Activity:
Among the records, which lines include "this"? List them.

Dataset rows for apps and sites:
- - -
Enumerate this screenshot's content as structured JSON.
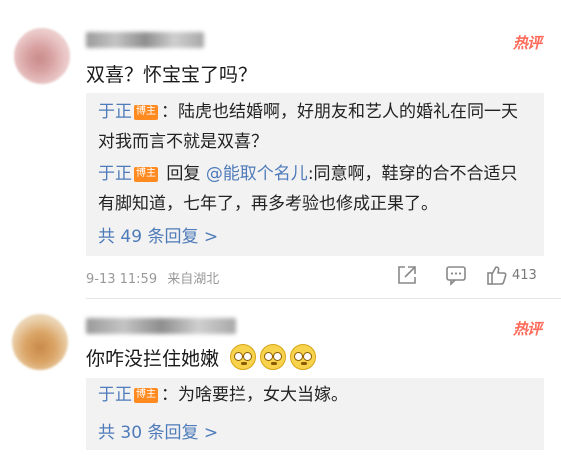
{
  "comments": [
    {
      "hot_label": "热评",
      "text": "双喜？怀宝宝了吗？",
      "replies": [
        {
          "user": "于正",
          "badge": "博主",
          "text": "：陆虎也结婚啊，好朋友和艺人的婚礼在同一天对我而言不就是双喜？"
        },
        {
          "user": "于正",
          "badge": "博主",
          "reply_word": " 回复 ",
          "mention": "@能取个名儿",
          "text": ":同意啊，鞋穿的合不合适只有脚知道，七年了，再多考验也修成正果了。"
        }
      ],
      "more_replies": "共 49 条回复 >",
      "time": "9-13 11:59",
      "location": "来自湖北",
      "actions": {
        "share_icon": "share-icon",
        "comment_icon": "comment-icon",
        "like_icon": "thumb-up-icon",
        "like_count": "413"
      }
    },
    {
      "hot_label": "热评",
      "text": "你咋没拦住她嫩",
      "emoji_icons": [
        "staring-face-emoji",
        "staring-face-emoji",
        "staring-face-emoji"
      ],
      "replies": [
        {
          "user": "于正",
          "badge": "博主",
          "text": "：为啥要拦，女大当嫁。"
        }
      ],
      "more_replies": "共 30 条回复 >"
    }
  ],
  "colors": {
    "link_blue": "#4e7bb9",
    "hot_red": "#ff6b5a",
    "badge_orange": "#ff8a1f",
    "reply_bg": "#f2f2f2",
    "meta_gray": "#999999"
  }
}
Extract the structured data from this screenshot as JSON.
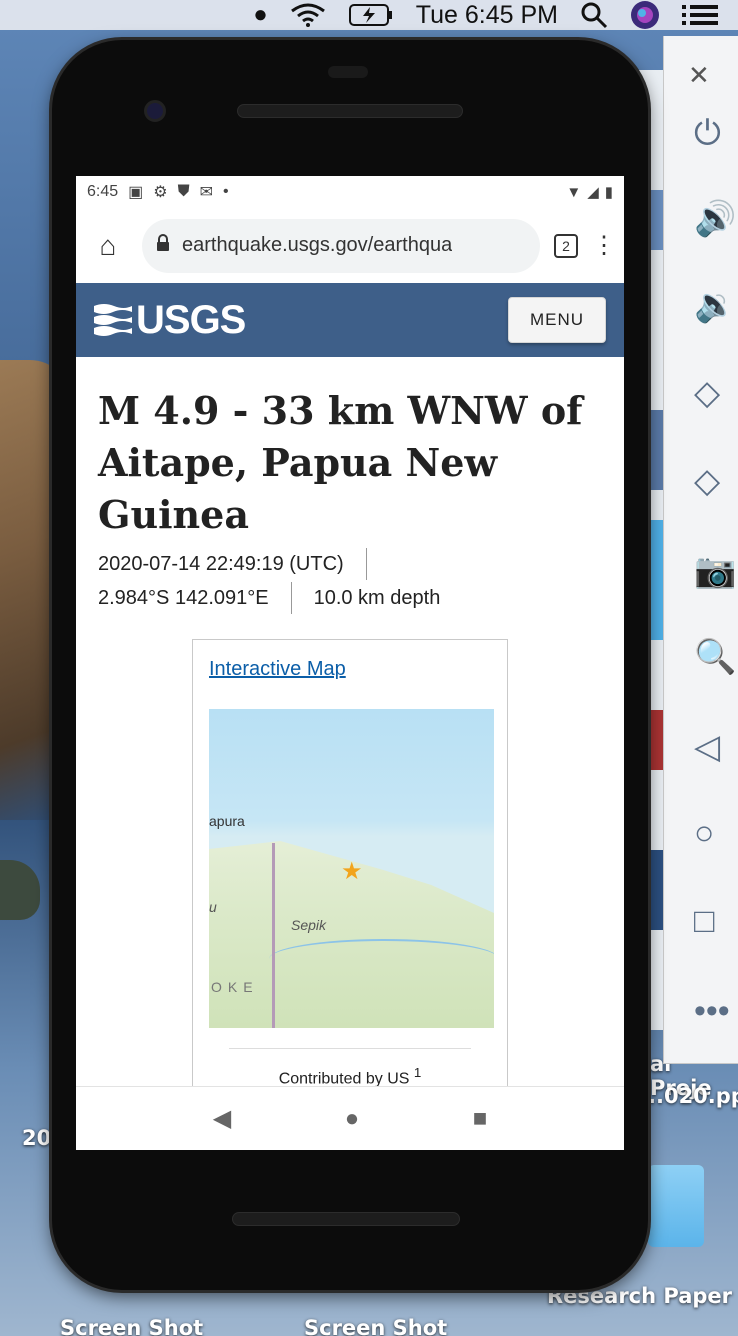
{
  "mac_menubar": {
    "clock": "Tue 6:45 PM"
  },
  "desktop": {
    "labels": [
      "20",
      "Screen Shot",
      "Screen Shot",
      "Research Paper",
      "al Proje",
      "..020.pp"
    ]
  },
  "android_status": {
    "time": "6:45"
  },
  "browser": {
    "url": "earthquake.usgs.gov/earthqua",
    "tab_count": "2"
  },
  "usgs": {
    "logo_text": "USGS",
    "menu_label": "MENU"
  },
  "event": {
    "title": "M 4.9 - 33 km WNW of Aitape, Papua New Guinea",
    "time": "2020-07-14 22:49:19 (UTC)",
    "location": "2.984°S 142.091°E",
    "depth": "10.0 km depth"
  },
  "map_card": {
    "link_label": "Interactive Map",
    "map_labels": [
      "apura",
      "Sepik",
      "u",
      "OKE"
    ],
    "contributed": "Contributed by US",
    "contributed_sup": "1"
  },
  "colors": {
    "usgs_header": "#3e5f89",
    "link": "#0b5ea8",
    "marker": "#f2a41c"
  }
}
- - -
Task answer:
Enumerate this screenshot's content as structured JSON.
Extract the structured data from this screenshot as JSON.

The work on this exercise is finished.